Queen Vicky wasn’t the only British historical figure lining the west wall, there were a couple of portraits of Queen Elizabeth the First, Queen Mary, various prime ministers and war heroes. There were a few more along the east wall of the store, too.
At the time, I only wanted Queen Vicky because of the sense of irony her portrait would add to my eclectically decorated den. Also, the archival quality frame was worth much more than the $4 price.
After bringing Queen Vicky into the house, I consulted Wikimedia to find out more about the image. It is described as “Portrait of Queen Victoria as a Widow”. The Queen sat for the painting in 1899. The artist was Heinrich von Angeli. The original portrait is displayed as part of the “Royal Collection” of the United Kingdom.
The Queen of the United Kingdom and Empress of India needs little introduction to the modern world. Victoria was on the throne during most of the nineteenth century. She oversaw the peak of the British Empire’s global influence. The Victorian Era is one of the most famous periods of British History. Victoria’s reign was the second longest of any British monarch. Her great-great granddaughter, Elizabeth, surpassed Victoria’s record in 2015.
“For a man to strike any women is most brutal, and I, as well as everyone else, think this far worse than any attempt to shoot, which, wicked as it is, is at least more comprehensible and more courageous.”–Queen Victoria

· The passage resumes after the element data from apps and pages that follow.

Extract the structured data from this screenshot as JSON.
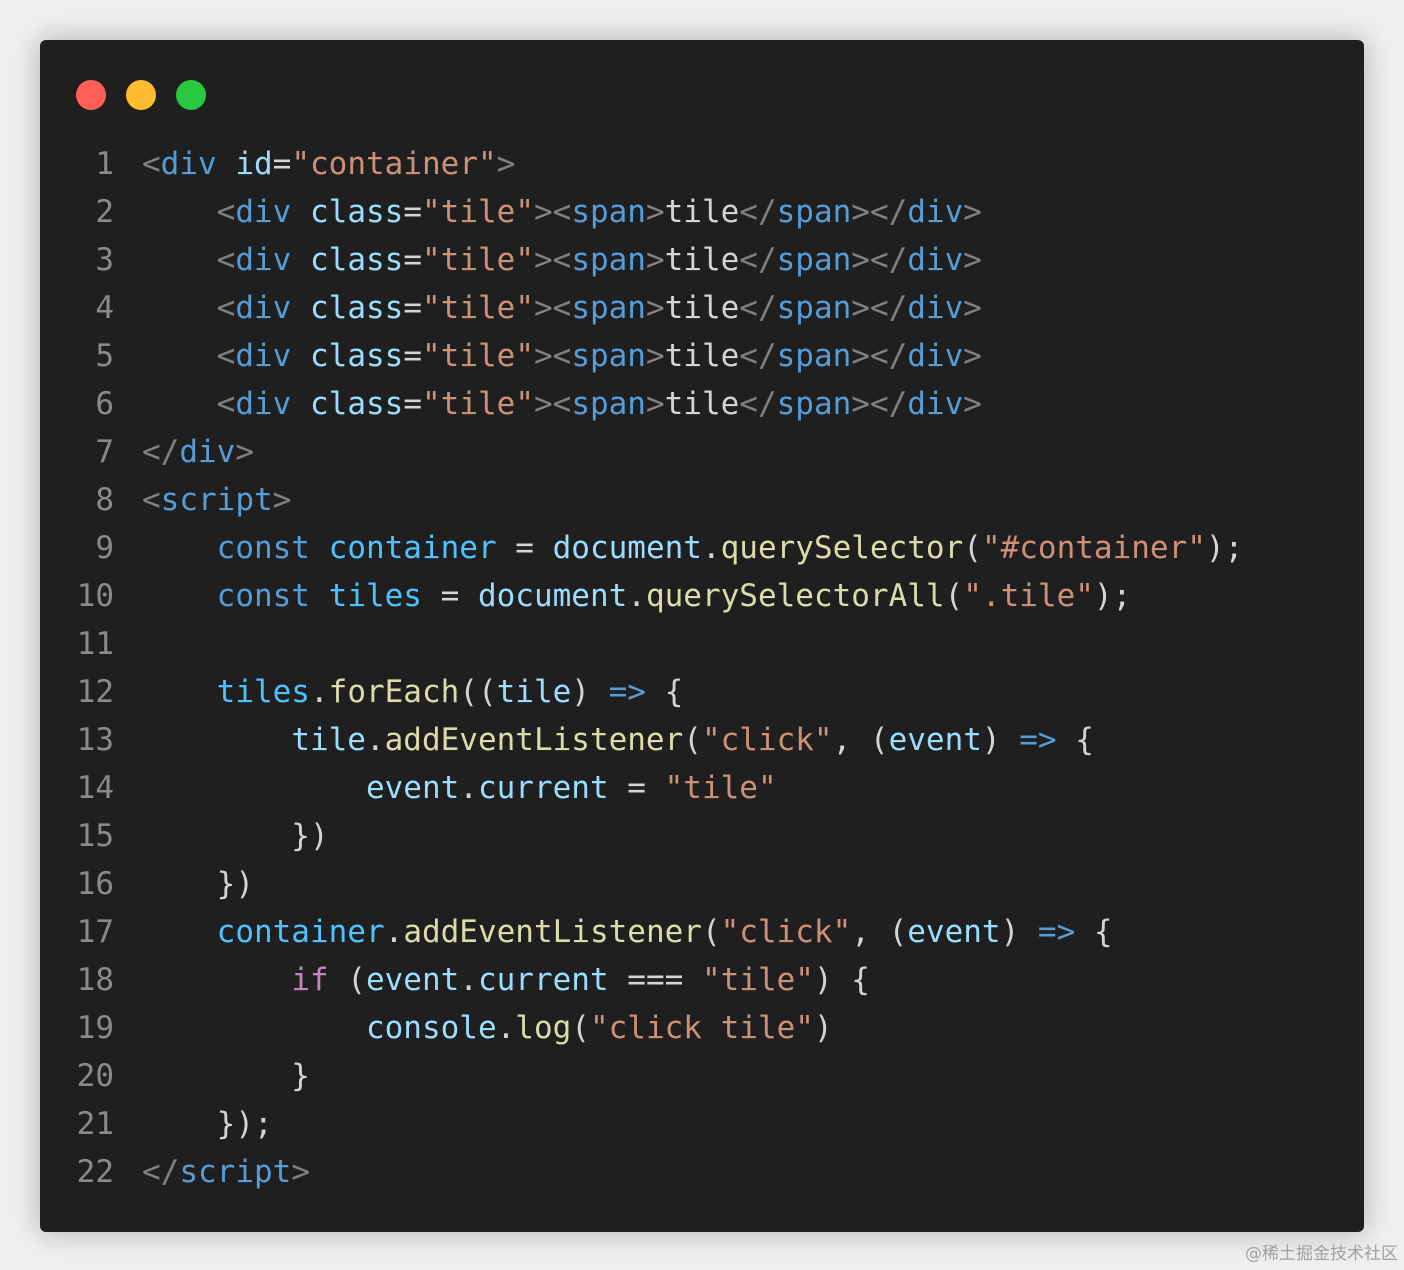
{
  "window": {
    "controls": {
      "close": {
        "icon": "close-dot-icon",
        "color": "#ff5f57"
      },
      "minimize": {
        "icon": "minimize-dot-icon",
        "color": "#febc2e"
      },
      "maximize": {
        "icon": "maximize-dot-icon",
        "color": "#28c840"
      }
    }
  },
  "code": {
    "lines": [
      {
        "n": "1",
        "tokens": [
          [
            "tok-punc",
            "<"
          ],
          [
            "tok-blue",
            "div"
          ],
          [
            "tok-plain",
            " "
          ],
          [
            "tok-attr",
            "id"
          ],
          [
            "tok-plain",
            "="
          ],
          [
            "tok-str",
            "\"container\""
          ],
          [
            "tok-punc",
            ">"
          ]
        ]
      },
      {
        "n": "2",
        "tokens": [
          [
            "tok-plain",
            "    "
          ],
          [
            "tok-punc",
            "<"
          ],
          [
            "tok-blue",
            "div"
          ],
          [
            "tok-plain",
            " "
          ],
          [
            "tok-attr",
            "class"
          ],
          [
            "tok-plain",
            "="
          ],
          [
            "tok-str",
            "\"tile\""
          ],
          [
            "tok-punc",
            "><"
          ],
          [
            "tok-blue",
            "span"
          ],
          [
            "tok-punc",
            ">"
          ],
          [
            "tok-plain",
            "tile"
          ],
          [
            "tok-punc",
            "</"
          ],
          [
            "tok-blue",
            "span"
          ],
          [
            "tok-punc",
            "></"
          ],
          [
            "tok-blue",
            "div"
          ],
          [
            "tok-punc",
            ">"
          ]
        ]
      },
      {
        "n": "3",
        "tokens": [
          [
            "tok-plain",
            "    "
          ],
          [
            "tok-punc",
            "<"
          ],
          [
            "tok-blue",
            "div"
          ],
          [
            "tok-plain",
            " "
          ],
          [
            "tok-attr",
            "class"
          ],
          [
            "tok-plain",
            "="
          ],
          [
            "tok-str",
            "\"tile\""
          ],
          [
            "tok-punc",
            "><"
          ],
          [
            "tok-blue",
            "span"
          ],
          [
            "tok-punc",
            ">"
          ],
          [
            "tok-plain",
            "tile"
          ],
          [
            "tok-punc",
            "</"
          ],
          [
            "tok-blue",
            "span"
          ],
          [
            "tok-punc",
            "></"
          ],
          [
            "tok-blue",
            "div"
          ],
          [
            "tok-punc",
            ">"
          ]
        ]
      },
      {
        "n": "4",
        "tokens": [
          [
            "tok-plain",
            "    "
          ],
          [
            "tok-punc",
            "<"
          ],
          [
            "tok-blue",
            "div"
          ],
          [
            "tok-plain",
            " "
          ],
          [
            "tok-attr",
            "class"
          ],
          [
            "tok-plain",
            "="
          ],
          [
            "tok-str",
            "\"tile\""
          ],
          [
            "tok-punc",
            "><"
          ],
          [
            "tok-blue",
            "span"
          ],
          [
            "tok-punc",
            ">"
          ],
          [
            "tok-plain",
            "tile"
          ],
          [
            "tok-punc",
            "</"
          ],
          [
            "tok-blue",
            "span"
          ],
          [
            "tok-punc",
            "></"
          ],
          [
            "tok-blue",
            "div"
          ],
          [
            "tok-punc",
            ">"
          ]
        ]
      },
      {
        "n": "5",
        "tokens": [
          [
            "tok-plain",
            "    "
          ],
          [
            "tok-punc",
            "<"
          ],
          [
            "tok-blue",
            "div"
          ],
          [
            "tok-plain",
            " "
          ],
          [
            "tok-attr",
            "class"
          ],
          [
            "tok-plain",
            "="
          ],
          [
            "tok-str",
            "\"tile\""
          ],
          [
            "tok-punc",
            "><"
          ],
          [
            "tok-blue",
            "span"
          ],
          [
            "tok-punc",
            ">"
          ],
          [
            "tok-plain",
            "tile"
          ],
          [
            "tok-punc",
            "</"
          ],
          [
            "tok-blue",
            "span"
          ],
          [
            "tok-punc",
            "></"
          ],
          [
            "tok-blue",
            "div"
          ],
          [
            "tok-punc",
            ">"
          ]
        ]
      },
      {
        "n": "6",
        "tokens": [
          [
            "tok-plain",
            "    "
          ],
          [
            "tok-punc",
            "<"
          ],
          [
            "tok-blue",
            "div"
          ],
          [
            "tok-plain",
            " "
          ],
          [
            "tok-attr",
            "class"
          ],
          [
            "tok-plain",
            "="
          ],
          [
            "tok-str",
            "\"tile\""
          ],
          [
            "tok-punc",
            "><"
          ],
          [
            "tok-blue",
            "span"
          ],
          [
            "tok-punc",
            ">"
          ],
          [
            "tok-plain",
            "tile"
          ],
          [
            "tok-punc",
            "</"
          ],
          [
            "tok-blue",
            "span"
          ],
          [
            "tok-punc",
            "></"
          ],
          [
            "tok-blue",
            "div"
          ],
          [
            "tok-punc",
            ">"
          ]
        ]
      },
      {
        "n": "7",
        "tokens": [
          [
            "tok-punc",
            "</"
          ],
          [
            "tok-blue",
            "div"
          ],
          [
            "tok-punc",
            ">"
          ]
        ]
      },
      {
        "n": "8",
        "tokens": [
          [
            "tok-punc",
            "<"
          ],
          [
            "tok-blue",
            "script"
          ],
          [
            "tok-punc",
            ">"
          ]
        ]
      },
      {
        "n": "9",
        "tokens": [
          [
            "tok-plain",
            "    "
          ],
          [
            "tok-blue",
            "const"
          ],
          [
            "tok-plain",
            " "
          ],
          [
            "tok-var",
            "container"
          ],
          [
            "tok-plain",
            " = "
          ],
          [
            "tok-attr",
            "document"
          ],
          [
            "tok-plain",
            "."
          ],
          [
            "tok-fn",
            "querySelector"
          ],
          [
            "tok-plain",
            "("
          ],
          [
            "tok-str",
            "\"#container\""
          ],
          [
            "tok-plain",
            ");"
          ]
        ]
      },
      {
        "n": "10",
        "tokens": [
          [
            "tok-plain",
            "    "
          ],
          [
            "tok-blue",
            "const"
          ],
          [
            "tok-plain",
            " "
          ],
          [
            "tok-var",
            "tiles"
          ],
          [
            "tok-plain",
            " = "
          ],
          [
            "tok-attr",
            "document"
          ],
          [
            "tok-plain",
            "."
          ],
          [
            "tok-fn",
            "querySelectorAll"
          ],
          [
            "tok-plain",
            "("
          ],
          [
            "tok-str",
            "\".tile\""
          ],
          [
            "tok-plain",
            ");"
          ]
        ]
      },
      {
        "n": "11",
        "tokens": []
      },
      {
        "n": "12",
        "tokens": [
          [
            "tok-plain",
            "    "
          ],
          [
            "tok-var",
            "tiles"
          ],
          [
            "tok-plain",
            "."
          ],
          [
            "tok-fn",
            "forEach"
          ],
          [
            "tok-plain",
            "(("
          ],
          [
            "tok-attr",
            "tile"
          ],
          [
            "tok-plain",
            ") "
          ],
          [
            "tok-blue",
            "=>"
          ],
          [
            "tok-plain",
            " {"
          ]
        ]
      },
      {
        "n": "13",
        "tokens": [
          [
            "tok-plain",
            "        "
          ],
          [
            "tok-attr",
            "tile"
          ],
          [
            "tok-plain",
            "."
          ],
          [
            "tok-fn",
            "addEventListener"
          ],
          [
            "tok-plain",
            "("
          ],
          [
            "tok-str",
            "\"click\""
          ],
          [
            "tok-plain",
            ", ("
          ],
          [
            "tok-attr",
            "event"
          ],
          [
            "tok-plain",
            ") "
          ],
          [
            "tok-blue",
            "=>"
          ],
          [
            "tok-plain",
            " {"
          ]
        ]
      },
      {
        "n": "14",
        "tokens": [
          [
            "tok-plain",
            "            "
          ],
          [
            "tok-attr",
            "event"
          ],
          [
            "tok-plain",
            "."
          ],
          [
            "tok-attr",
            "current"
          ],
          [
            "tok-plain",
            " = "
          ],
          [
            "tok-str",
            "\"tile\""
          ]
        ]
      },
      {
        "n": "15",
        "tokens": [
          [
            "tok-plain",
            "        })"
          ]
        ]
      },
      {
        "n": "16",
        "tokens": [
          [
            "tok-plain",
            "    })"
          ]
        ]
      },
      {
        "n": "17",
        "tokens": [
          [
            "tok-plain",
            "    "
          ],
          [
            "tok-var",
            "container"
          ],
          [
            "tok-plain",
            "."
          ],
          [
            "tok-fn",
            "addEventListener"
          ],
          [
            "tok-plain",
            "("
          ],
          [
            "tok-str",
            "\"click\""
          ],
          [
            "tok-plain",
            ", ("
          ],
          [
            "tok-attr",
            "event"
          ],
          [
            "tok-plain",
            ") "
          ],
          [
            "tok-blue",
            "=>"
          ],
          [
            "tok-plain",
            " {"
          ]
        ]
      },
      {
        "n": "18",
        "tokens": [
          [
            "tok-plain",
            "        "
          ],
          [
            "tok-kw",
            "if"
          ],
          [
            "tok-plain",
            " ("
          ],
          [
            "tok-attr",
            "event"
          ],
          [
            "tok-plain",
            "."
          ],
          [
            "tok-attr",
            "current"
          ],
          [
            "tok-plain",
            " === "
          ],
          [
            "tok-str",
            "\"tile\""
          ],
          [
            "tok-plain",
            ") {"
          ]
        ]
      },
      {
        "n": "19",
        "tokens": [
          [
            "tok-plain",
            "            "
          ],
          [
            "tok-attr",
            "console"
          ],
          [
            "tok-plain",
            "."
          ],
          [
            "tok-fn",
            "log"
          ],
          [
            "tok-plain",
            "("
          ],
          [
            "tok-str",
            "\"click tile\""
          ],
          [
            "tok-plain",
            ")"
          ]
        ]
      },
      {
        "n": "20",
        "tokens": [
          [
            "tok-plain",
            "        }"
          ]
        ]
      },
      {
        "n": "21",
        "tokens": [
          [
            "tok-plain",
            "    });"
          ]
        ]
      },
      {
        "n": "22",
        "tokens": [
          [
            "tok-punc",
            "</"
          ],
          [
            "tok-blue",
            "script"
          ],
          [
            "tok-punc",
            ">"
          ]
        ]
      }
    ]
  },
  "watermark": "@稀土掘金技术社区"
}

Queen Vicky’s life was one of contradictions. She wasn’t always the serious woman as popular culture depicted her. She had a complicated history. Apparently her “Victorian attitude” was a product of her tragic family history, which is long and illustrious. Most of her biographies are worthwhile reading.

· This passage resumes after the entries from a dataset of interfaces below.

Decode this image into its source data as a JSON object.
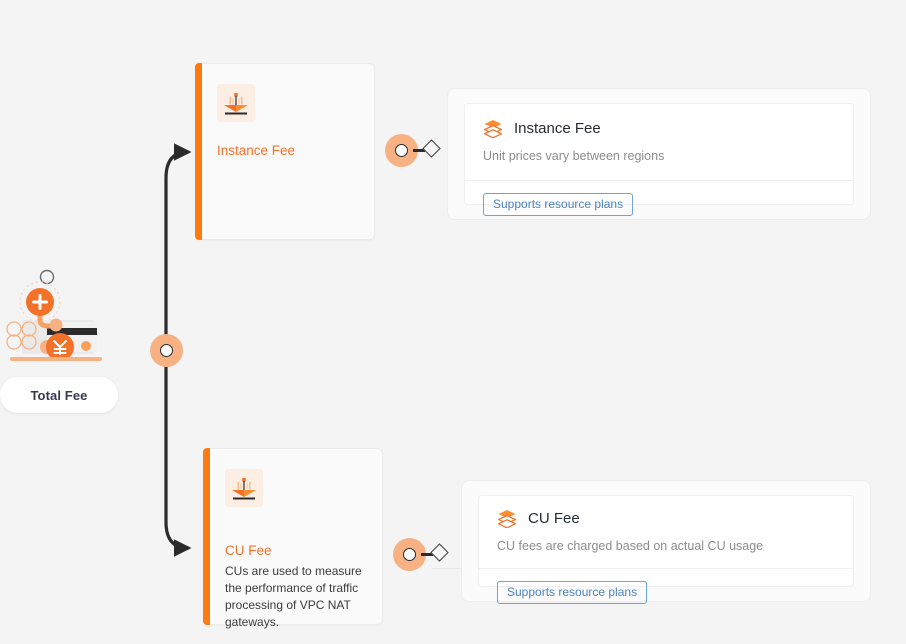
{
  "diagram": {
    "root": {
      "label": "Total Fee",
      "illustration_icon": "payment-card-illustration"
    },
    "accent_color": "#ff7a10",
    "node_halo_color": "#f7b183",
    "tag_color": "#4a83c4",
    "background_color": "#f4f4f4",
    "branches": [
      {
        "id": "instance-fee",
        "card": {
          "title": "Instance Fee",
          "icon": "instance-fee-illustration",
          "description": ""
        },
        "detail": {
          "icon": "layers-icon",
          "title": "Instance Fee",
          "description": "Unit prices vary between regions",
          "tag": "Supports resource plans"
        }
      },
      {
        "id": "cu-fee",
        "card": {
          "title": "CU Fee",
          "icon": "cu-fee-illustration",
          "description": "CUs are used to measure the performance of traffic processing of VPC NAT gateways."
        },
        "detail": {
          "icon": "layers-icon",
          "title": "CU Fee",
          "description": "CU fees are charged based on actual CU usage",
          "tag": "Supports resource plans"
        }
      }
    ]
  }
}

“When I think of a merry, happy, free young girl–and look at the ailing, aching state a young wife generally is doomed to–which you can’t deny is the penalty of marriage.”–Queen Victoria

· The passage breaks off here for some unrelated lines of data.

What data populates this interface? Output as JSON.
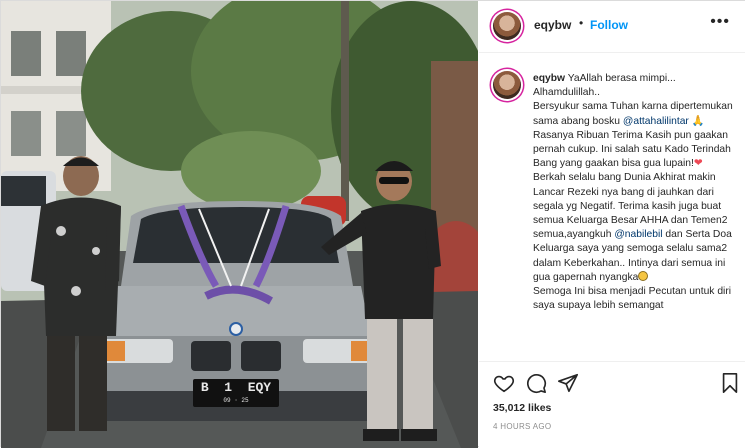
{
  "post": {
    "username": "eqybw",
    "follow_label": "Follow",
    "separator": "•",
    "more_label": "•••",
    "plate_text": "B  1  EQY",
    "plate_sub": "09 · 25",
    "caption": {
      "line1": "YaAllah berasa mimpi...",
      "line2": "Alhamdulillah..",
      "p1_a": "Bersyukur sama Tuhan karna dipertemukan sama abang bosku",
      "mention1": "@attahalilintar",
      "p1_b": " 🙏 Rasanya Ribuan Terima Kasih pun gaakan pernah cukup. Ini salah satu Kado Terindah Bang yang gaakan bisa gua lupain!",
      "heart": "❤",
      "p2_a": "Berkah selalu bang Dunia Akhirat makin Lancar Rezeki nya bang di jauhkan dari segala yg Negatif. Terima kasih juga buat semua Keluarga Besar AHHA dan Temen2 semua,ayangkuh",
      "mention2": "@nabilebil",
      "p2_b": " dan Serta Doa Keluarga saya yang semoga selalu sama2 dalam Keberkahan.. Intinya dari semua ini gua gapernah nyangka",
      "p3": "Semoga Ini bisa menjadi Pecutan untuk diri saya supaya lebih semangat"
    },
    "likes": "35,012 likes",
    "time_ago": "4 HOURS AGO",
    "icons": {
      "like": "heart-icon",
      "comment": "comment-icon",
      "share": "paper-plane-icon",
      "save": "bookmark-icon"
    }
  }
}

After hanging my copy of the portrait in the den, I decided to buy just one more historical picture. There was one of Vice-Admiral Horatio Nelson. He could command the fleet of model ships and pictures of ships in the bathroom.
The next day, Horatio’s portrait was still in the store, along with those of the other British figures. Apparently there is little interest in British historical figures among thrift store shoppers in Norfolk.
This time, an image search brought up the National Portrait Gallery in London. They list the “sitter” as “Horatio Nelson, Viscount Nelson”. The artist was the renowned Sir William Beechey. The original artwork was painted in 1800 and is presently displayed at the Norwich Castle Museum and Art Gallery in Norwich.
“My character and good name are in my own keeping. Life with disgrace is dreadful. A glorious death is to be envied.”–Horatio Nelson
Admiral Nelson was killed by a sniper while the Royal Navy was engaged with the combination of French and Spanish ships during Nelson’s victory in the Battle of Trafalgar on October 21, 1805.
My little house’s limited space only allows room for these two historical prints. These leaders from the past will provide fodder for many contemplations in the future.